The vaccine is very safe and side effects are uncommon and usually mild. The vaccine is usually given during the autumn before the ‘flu season’ begins and can be accessed by your GP or local pharmacist.

The vaccine is not recommended for everyone, but it is advisable for those likely to be more seriously affected by influenza. This includes:

  • Those aged 65 years and over.
  • Pregnant women
  • All children aged two-eight on 31 August 2017
  • Front line health care workers, including those who work in care homes
  • People of any age with chronic heart, lung, neurological, metabolic disorders (including severe asthma and diabetes), kidney problems or a lowered immune system due to treatment or disease
  • Those in long stay residential care accommodation where influenza, once introduced may spread rapidly
  • Obese people (includes adults with BMI >40)
  • It is recommended that immunisations be offered to health and social workers involved in the direct care of and/or support to patients and also anyone caring for a person in the at risk groups

Fit adults under the age of 65 years who are not in one of the groups mentioned above are not offered the vaccine as part of the national programme. However, this list is not exhaustive and if you are unsure if you should have the influenza vaccine then please discuss with your GP.

Will I be admitted to hospital?

The majority of people will be able to be cared for in their own homes. However some patients may need to be admitted to hospital for care if their condition is serious enough. If you are admitted to hospital with suspected or confirmed influenza you will be nursed in a single room in isolation. The staff caring for you will be wearing protective equipment such as face masks, gloves and gowns.
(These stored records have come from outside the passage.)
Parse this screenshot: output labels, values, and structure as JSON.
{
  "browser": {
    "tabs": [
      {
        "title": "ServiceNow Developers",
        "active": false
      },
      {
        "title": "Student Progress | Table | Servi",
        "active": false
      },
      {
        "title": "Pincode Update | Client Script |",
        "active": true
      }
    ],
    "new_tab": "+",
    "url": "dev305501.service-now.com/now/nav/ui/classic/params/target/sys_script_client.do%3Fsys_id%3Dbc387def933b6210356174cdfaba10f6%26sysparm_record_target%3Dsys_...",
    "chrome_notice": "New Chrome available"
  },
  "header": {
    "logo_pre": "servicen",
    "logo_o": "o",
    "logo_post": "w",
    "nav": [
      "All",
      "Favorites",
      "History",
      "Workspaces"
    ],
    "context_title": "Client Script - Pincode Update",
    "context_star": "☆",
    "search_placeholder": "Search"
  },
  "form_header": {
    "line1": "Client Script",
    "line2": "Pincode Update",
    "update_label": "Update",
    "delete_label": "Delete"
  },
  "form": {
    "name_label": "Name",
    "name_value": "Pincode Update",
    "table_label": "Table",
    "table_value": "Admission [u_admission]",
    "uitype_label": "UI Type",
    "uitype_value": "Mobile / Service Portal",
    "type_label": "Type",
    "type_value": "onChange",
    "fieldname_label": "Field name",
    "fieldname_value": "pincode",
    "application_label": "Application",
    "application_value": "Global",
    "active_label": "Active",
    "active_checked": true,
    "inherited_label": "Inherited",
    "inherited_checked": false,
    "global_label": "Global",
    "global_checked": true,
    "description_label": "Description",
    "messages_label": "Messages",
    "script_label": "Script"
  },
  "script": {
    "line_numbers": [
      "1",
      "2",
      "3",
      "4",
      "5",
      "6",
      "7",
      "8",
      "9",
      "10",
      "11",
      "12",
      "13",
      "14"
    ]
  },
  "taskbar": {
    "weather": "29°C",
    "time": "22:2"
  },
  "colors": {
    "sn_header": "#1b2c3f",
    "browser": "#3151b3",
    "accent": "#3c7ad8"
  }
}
All of this helps prevent the infection spreading throughout a whole ward and the hospital.

Relatives and visitors do not need to wear this protective equipment as they are not providing care for the patients on the ward or throughout the hospital. We ask that relatives and visitors remain with the person they are visiting as socialising with other patients may pass on the infection. All relatives and visitors are advised to wash their hands or use the alcohol gel upon entering and leaving the ward.

What you can do to help prevent influenza spreading?

There are a few simple things we can all do to help prevent the spread of infection:

  • Wash your hands frequently with soap and water and dry thoroughly
  • Cover your mouth and nose with a tissue when coughing or sneezing and dispose of used/dirty tissues in a bin
  • It is best to stay at home while feeling ill with influenza as this reduces the chance of spreading the infection to others

For more information

Visit the NHS Choices website here


Ref: 07-17-119
Review: 02/20